Nealen, A., Saltsman, A. & Boxerman, E. (2011). Towards Minimalist Game Design. Proceedings of the 6th International Conference on Foundations of Digital Games, 38–45.

O’Donoghue, J. (2015) What Can UI Designers Learn from the Bauhaus. Retrieved from

O’Neill-Butler, L. (2014). Muriel Cooper. Arthur Ross Architecture Gallery, Columbia University.

Ocheretyany, K. (2019). Computer games as the Gesamtkunstwerk of the digital age. International Journal of Cultural Studies, 1(34), 34-45.

Rawsthorn, A. (2007). Muriel Cooper: The unsung heroine of on-screen style. New York Times. Retrieved from

Shevtsov, K. (2019). The boundaries of the game. International Journal of Cultural Studies, 1(34), 6-19.

Stein, A. (2013) Indie Sports Games: Performance and Performativity. Simon, B. (Ed.), Loading…, 7 (11).

Turkle, S. (1997) Life on the Screen: Identity in the Age of the Internet. New York: Touchstone.

Walter, A. (2016). Berlin Block Tetris. Retrieved from

Wiesenberger, R. (2017). Latter-day Bauhaus? Muriel Cooper and the Digital Imaginary. Before Publication. Nanni Baltzer (editor), Martino Stierli (editor). Published by Park Books, Zürich.

Wiesenberger, R. (2018). Print and Screen, Muriel Cooper at MIT (Thesis). Columbia University.

Wilk, Ch. (ed.). (2006). Modernism: Designing a New World, 1914–1939. Exhibition catalogue.
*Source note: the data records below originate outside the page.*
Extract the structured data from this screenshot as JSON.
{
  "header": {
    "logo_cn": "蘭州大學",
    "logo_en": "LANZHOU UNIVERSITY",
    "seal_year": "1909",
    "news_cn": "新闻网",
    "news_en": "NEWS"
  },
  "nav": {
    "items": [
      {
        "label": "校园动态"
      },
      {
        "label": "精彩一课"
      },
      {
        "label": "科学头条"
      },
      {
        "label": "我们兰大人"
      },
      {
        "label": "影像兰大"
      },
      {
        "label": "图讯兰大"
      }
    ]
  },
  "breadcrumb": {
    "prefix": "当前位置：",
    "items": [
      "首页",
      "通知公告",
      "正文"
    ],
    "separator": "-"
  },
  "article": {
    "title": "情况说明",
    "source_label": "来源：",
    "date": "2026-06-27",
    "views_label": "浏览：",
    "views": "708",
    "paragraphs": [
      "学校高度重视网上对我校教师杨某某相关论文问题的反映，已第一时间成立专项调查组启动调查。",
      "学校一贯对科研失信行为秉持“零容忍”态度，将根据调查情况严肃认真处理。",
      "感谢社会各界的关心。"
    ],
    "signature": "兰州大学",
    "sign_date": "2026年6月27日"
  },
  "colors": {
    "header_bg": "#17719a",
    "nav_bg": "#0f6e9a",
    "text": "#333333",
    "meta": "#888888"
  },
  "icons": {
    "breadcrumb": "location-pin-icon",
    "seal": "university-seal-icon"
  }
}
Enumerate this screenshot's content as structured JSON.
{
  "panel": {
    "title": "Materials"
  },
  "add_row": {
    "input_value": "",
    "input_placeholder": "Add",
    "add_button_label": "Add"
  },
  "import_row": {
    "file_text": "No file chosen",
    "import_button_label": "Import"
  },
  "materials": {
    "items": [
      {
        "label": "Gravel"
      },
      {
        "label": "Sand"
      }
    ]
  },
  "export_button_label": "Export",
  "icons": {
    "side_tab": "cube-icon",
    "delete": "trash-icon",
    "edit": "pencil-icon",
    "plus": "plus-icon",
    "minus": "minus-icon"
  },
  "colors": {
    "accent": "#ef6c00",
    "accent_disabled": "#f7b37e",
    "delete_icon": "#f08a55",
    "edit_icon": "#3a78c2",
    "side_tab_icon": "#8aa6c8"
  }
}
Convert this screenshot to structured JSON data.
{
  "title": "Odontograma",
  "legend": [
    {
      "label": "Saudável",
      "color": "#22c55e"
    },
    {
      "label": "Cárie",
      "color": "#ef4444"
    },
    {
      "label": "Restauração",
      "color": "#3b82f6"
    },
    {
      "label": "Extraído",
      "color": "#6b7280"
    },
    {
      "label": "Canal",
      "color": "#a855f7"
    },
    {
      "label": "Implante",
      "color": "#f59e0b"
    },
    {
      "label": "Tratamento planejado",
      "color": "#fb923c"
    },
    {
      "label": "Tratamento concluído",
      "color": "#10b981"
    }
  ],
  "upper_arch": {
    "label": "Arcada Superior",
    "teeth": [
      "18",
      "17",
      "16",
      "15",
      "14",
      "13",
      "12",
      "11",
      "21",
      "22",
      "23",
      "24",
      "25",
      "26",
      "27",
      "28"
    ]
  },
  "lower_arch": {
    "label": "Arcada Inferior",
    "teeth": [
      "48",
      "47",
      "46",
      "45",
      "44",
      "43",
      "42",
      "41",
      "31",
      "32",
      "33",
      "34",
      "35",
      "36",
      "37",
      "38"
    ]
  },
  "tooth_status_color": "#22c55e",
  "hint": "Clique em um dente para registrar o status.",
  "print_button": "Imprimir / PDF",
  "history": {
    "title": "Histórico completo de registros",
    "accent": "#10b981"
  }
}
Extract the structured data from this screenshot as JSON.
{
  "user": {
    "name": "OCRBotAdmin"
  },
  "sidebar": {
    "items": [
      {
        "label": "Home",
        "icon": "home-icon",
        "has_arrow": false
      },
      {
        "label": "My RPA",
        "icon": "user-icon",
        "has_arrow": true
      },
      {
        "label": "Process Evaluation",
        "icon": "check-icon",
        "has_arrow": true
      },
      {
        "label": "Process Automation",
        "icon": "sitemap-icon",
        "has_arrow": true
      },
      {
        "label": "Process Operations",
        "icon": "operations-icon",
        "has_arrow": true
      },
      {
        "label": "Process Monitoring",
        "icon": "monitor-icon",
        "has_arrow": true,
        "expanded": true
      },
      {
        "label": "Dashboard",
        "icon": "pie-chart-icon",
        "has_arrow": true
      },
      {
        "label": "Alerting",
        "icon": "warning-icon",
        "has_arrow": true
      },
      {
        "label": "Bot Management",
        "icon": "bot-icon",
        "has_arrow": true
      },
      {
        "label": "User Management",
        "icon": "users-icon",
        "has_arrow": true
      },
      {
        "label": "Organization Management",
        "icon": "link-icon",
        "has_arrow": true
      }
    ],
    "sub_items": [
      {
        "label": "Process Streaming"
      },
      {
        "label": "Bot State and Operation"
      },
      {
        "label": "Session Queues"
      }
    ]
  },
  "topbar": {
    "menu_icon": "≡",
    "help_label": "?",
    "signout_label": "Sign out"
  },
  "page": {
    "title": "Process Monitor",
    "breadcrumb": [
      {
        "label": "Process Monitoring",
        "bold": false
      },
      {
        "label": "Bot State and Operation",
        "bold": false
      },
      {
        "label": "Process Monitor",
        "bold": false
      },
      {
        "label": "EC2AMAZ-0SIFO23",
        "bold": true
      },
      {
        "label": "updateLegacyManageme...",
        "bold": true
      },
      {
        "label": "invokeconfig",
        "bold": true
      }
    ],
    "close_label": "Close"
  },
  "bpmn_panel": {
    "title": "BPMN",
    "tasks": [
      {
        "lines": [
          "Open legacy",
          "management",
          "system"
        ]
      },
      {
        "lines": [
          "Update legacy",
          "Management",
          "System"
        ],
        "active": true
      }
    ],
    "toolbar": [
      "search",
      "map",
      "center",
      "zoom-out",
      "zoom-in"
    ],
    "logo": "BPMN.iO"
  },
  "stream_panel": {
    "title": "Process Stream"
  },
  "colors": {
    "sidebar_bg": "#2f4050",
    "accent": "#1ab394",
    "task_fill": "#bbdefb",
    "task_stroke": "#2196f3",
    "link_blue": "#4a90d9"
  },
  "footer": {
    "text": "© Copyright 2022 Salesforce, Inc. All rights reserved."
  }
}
London: V&A Publications.

Creative Commons License

This work is licensed under a Creative Commons Attribution-NonCommercial-NoDerivatives 4.0 International License.